(Dataset rows describing interfaces)
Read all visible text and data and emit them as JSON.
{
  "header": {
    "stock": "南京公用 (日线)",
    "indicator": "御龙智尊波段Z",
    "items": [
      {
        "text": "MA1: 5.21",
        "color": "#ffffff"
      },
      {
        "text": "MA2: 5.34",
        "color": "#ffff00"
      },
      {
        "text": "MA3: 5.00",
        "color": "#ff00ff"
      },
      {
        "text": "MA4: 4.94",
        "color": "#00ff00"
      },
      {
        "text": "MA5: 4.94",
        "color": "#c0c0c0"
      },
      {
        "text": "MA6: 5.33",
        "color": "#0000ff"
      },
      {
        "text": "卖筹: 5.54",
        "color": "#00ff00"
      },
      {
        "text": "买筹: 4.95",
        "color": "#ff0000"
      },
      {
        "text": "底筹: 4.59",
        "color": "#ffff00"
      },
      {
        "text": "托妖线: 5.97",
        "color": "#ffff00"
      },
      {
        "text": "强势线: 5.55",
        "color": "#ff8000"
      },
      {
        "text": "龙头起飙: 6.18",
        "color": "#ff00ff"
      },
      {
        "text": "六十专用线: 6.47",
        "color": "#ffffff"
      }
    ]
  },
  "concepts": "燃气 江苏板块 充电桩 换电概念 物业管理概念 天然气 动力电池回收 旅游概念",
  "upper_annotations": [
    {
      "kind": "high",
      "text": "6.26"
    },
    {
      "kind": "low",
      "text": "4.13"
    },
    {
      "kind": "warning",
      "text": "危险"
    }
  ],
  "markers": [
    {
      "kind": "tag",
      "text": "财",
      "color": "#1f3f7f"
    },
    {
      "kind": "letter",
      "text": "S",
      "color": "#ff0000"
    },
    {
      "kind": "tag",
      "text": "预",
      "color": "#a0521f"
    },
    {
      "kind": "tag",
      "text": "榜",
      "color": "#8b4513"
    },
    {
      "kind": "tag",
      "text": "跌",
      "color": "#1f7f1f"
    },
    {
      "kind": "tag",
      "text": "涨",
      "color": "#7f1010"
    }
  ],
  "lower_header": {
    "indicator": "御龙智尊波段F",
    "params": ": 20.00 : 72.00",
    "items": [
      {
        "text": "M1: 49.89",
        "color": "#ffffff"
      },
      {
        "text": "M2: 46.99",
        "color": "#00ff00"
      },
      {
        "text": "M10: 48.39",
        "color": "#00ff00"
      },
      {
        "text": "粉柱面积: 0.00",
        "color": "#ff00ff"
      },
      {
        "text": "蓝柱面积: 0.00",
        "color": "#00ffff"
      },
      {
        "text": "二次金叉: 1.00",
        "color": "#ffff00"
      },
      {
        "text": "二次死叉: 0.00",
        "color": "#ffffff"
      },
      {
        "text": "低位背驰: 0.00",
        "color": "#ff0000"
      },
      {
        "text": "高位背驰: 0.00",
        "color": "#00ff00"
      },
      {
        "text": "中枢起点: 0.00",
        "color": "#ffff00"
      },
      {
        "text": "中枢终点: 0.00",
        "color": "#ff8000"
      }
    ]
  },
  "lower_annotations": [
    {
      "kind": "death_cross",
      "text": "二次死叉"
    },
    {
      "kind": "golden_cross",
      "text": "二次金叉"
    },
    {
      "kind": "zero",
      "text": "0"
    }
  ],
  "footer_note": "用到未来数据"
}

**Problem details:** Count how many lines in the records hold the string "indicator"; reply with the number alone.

**Solution to this problem:** 2